Problem to solve :: Using the entries below, copy out all lines where "DRUM" is found.

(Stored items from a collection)
━━━━━━━━━━

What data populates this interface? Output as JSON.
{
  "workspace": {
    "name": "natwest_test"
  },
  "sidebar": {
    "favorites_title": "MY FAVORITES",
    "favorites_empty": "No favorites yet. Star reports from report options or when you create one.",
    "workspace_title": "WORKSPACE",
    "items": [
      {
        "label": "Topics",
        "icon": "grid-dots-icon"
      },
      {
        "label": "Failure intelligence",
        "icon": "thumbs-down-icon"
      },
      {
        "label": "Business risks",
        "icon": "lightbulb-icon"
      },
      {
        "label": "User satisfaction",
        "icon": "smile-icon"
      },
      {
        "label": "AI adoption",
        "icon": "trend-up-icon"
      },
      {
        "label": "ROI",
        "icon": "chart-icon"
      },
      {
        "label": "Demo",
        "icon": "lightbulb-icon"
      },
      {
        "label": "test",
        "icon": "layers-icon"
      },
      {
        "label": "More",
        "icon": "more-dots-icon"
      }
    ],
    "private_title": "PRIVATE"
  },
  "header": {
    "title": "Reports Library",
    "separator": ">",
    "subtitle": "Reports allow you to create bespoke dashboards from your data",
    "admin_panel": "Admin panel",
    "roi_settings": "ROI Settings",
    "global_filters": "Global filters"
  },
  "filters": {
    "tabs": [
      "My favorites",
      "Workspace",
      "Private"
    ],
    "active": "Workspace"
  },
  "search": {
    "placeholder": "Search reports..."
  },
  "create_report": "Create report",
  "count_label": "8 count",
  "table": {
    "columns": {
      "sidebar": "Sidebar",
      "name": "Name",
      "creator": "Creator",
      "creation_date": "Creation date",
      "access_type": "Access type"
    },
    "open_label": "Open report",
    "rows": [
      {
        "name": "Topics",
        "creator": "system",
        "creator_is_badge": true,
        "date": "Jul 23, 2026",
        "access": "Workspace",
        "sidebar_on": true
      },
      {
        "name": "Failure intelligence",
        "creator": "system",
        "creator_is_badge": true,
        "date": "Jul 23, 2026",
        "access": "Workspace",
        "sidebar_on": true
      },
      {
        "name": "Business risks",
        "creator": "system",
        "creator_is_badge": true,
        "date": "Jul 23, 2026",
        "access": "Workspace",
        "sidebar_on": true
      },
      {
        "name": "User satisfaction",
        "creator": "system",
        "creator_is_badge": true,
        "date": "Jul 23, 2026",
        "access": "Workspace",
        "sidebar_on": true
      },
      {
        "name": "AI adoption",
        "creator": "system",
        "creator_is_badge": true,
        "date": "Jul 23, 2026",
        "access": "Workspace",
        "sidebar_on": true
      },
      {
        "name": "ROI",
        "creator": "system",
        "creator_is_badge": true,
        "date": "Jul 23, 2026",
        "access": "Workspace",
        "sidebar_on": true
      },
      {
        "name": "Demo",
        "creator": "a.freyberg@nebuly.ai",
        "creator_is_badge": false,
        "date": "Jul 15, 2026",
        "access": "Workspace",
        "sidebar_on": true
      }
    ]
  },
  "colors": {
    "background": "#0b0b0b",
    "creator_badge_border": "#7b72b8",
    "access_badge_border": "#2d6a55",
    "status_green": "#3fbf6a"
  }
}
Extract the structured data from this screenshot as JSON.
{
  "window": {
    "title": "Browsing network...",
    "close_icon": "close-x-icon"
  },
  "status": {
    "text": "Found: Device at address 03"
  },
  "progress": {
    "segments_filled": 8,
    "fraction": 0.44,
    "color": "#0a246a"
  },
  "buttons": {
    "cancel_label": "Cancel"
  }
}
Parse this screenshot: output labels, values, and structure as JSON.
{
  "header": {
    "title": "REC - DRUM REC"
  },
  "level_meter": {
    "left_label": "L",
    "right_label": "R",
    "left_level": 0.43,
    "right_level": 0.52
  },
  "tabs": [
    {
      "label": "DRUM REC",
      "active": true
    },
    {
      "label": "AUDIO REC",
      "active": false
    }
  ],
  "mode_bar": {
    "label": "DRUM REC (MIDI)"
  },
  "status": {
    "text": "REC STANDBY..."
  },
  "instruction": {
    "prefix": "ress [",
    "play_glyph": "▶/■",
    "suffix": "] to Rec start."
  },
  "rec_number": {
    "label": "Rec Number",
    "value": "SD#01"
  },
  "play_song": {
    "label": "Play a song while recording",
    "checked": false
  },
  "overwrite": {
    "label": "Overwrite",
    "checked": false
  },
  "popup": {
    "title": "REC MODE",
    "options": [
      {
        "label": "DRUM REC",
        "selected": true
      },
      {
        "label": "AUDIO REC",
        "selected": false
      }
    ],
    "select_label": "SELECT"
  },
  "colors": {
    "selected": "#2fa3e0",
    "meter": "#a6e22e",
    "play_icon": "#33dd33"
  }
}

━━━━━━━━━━

Task response ::
    "title": "REC - DRUM REC"
      "label": "DRUM REC",
    "label": "DRUM REC (MIDI)"
        "label": "DRUM REC",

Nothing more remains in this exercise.